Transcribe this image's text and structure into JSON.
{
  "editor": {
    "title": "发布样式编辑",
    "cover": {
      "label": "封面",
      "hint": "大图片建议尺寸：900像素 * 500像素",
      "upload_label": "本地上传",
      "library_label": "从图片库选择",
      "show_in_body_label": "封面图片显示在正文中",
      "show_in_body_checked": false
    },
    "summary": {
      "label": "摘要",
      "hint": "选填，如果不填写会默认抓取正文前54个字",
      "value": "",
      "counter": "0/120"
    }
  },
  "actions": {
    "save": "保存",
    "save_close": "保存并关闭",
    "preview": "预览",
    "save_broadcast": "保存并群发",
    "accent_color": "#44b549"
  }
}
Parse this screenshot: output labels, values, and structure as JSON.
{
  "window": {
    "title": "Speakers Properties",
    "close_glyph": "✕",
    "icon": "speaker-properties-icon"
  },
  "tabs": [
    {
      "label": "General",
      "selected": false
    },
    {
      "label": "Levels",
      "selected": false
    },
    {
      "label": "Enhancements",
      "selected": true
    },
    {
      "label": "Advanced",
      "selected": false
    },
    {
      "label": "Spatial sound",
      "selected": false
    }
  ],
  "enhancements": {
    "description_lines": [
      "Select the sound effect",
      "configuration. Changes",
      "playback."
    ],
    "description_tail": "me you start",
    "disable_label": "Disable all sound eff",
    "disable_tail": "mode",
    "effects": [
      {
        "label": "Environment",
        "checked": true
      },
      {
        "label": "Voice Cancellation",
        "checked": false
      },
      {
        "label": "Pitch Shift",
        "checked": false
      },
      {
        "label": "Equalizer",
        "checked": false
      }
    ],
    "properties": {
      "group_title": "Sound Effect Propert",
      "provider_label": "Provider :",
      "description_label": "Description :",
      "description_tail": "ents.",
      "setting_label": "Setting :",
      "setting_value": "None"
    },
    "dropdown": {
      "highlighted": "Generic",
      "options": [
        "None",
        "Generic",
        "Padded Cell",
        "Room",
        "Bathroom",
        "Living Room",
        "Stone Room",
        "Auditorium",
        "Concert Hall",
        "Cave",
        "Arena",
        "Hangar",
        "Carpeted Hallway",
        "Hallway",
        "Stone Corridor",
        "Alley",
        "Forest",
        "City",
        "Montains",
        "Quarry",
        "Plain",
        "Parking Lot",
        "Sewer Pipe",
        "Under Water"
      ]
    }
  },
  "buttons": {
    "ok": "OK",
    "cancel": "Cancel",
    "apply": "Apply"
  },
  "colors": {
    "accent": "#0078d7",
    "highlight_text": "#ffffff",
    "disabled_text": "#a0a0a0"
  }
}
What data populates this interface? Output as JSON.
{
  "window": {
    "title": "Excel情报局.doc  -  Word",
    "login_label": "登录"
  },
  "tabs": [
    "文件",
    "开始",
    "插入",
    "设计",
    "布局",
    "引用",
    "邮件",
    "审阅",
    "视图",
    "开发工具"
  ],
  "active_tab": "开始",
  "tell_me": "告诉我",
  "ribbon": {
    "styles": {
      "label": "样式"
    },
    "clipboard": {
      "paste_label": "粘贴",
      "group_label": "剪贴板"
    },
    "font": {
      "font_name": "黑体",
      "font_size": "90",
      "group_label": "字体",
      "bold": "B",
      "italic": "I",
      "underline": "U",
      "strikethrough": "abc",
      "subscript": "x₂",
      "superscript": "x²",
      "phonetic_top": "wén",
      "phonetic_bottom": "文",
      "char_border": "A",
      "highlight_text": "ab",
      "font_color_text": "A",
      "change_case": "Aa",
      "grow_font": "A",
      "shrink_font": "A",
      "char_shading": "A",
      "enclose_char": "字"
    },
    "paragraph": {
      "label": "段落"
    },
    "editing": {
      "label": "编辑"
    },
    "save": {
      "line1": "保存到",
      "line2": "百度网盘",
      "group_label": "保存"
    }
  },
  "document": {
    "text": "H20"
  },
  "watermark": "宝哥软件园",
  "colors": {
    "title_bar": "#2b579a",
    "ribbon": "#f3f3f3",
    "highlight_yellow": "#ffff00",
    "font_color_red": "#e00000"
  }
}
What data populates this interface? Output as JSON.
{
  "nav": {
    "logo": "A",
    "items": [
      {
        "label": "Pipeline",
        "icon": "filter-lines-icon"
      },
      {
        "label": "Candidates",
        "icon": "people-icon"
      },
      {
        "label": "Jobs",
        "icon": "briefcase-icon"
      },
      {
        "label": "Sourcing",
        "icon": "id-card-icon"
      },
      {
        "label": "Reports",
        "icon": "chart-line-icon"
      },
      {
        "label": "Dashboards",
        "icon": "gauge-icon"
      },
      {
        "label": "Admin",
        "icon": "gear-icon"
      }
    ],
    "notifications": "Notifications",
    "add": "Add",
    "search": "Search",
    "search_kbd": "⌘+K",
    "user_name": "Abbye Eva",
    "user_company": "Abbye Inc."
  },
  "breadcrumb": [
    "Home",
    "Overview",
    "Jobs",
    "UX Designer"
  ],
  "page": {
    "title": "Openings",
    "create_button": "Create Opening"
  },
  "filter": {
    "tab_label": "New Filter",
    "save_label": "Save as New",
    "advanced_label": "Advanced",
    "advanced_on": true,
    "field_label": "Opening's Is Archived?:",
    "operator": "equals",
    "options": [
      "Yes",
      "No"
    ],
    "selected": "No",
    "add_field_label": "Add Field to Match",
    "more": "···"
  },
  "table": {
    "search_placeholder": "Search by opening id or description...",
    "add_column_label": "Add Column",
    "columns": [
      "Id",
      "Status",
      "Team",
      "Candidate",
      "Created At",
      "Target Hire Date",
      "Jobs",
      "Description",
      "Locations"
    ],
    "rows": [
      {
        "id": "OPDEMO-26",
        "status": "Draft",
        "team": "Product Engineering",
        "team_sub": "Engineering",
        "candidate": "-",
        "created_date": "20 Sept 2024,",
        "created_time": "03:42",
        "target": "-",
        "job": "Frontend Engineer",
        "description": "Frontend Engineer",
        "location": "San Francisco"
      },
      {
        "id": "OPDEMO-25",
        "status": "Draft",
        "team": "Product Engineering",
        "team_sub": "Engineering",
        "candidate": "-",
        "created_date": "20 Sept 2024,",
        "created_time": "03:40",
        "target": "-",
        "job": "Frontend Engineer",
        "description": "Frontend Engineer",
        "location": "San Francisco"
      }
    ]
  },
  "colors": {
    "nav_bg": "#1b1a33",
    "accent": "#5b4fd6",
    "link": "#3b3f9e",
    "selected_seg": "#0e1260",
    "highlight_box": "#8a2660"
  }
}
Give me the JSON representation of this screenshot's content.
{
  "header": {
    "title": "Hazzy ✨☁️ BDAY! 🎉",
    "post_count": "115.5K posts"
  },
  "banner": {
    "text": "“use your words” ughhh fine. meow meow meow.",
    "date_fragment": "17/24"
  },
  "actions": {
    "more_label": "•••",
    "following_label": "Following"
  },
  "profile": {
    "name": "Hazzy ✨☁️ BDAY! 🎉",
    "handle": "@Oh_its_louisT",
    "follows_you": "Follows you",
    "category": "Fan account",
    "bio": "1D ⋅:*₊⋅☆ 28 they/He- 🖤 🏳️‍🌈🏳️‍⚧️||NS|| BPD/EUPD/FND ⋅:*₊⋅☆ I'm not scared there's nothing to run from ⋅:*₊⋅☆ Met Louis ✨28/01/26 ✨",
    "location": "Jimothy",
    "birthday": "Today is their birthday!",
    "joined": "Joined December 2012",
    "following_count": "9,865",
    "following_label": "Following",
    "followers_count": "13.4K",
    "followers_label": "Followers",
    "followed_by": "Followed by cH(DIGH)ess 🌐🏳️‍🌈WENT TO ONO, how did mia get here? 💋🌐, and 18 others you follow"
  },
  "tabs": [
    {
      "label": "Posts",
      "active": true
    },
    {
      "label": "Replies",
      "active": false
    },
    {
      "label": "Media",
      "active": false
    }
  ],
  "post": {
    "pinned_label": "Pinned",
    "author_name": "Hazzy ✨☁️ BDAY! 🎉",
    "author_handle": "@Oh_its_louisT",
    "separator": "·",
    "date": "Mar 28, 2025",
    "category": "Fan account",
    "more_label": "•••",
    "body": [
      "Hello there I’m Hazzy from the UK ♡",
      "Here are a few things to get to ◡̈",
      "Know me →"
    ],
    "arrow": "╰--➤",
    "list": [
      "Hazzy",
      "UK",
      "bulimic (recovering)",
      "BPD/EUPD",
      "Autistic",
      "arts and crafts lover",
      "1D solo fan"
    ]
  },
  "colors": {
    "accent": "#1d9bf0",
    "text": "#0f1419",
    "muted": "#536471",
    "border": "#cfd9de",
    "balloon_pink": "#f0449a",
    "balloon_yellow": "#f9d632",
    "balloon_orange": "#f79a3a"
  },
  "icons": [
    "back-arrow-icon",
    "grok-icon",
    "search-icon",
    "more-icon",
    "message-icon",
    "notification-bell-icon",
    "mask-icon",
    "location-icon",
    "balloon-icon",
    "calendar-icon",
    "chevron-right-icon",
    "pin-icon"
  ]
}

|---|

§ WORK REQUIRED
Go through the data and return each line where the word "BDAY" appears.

§ EXERCISE ANSWER
    "title": "Hazzy ✨☁️ BDAY! 🎉",
    "name": "Hazzy ✨☁️ BDAY! 🎉",
    "author_name": "Hazzy ✨☁️ BDAY! 🎉",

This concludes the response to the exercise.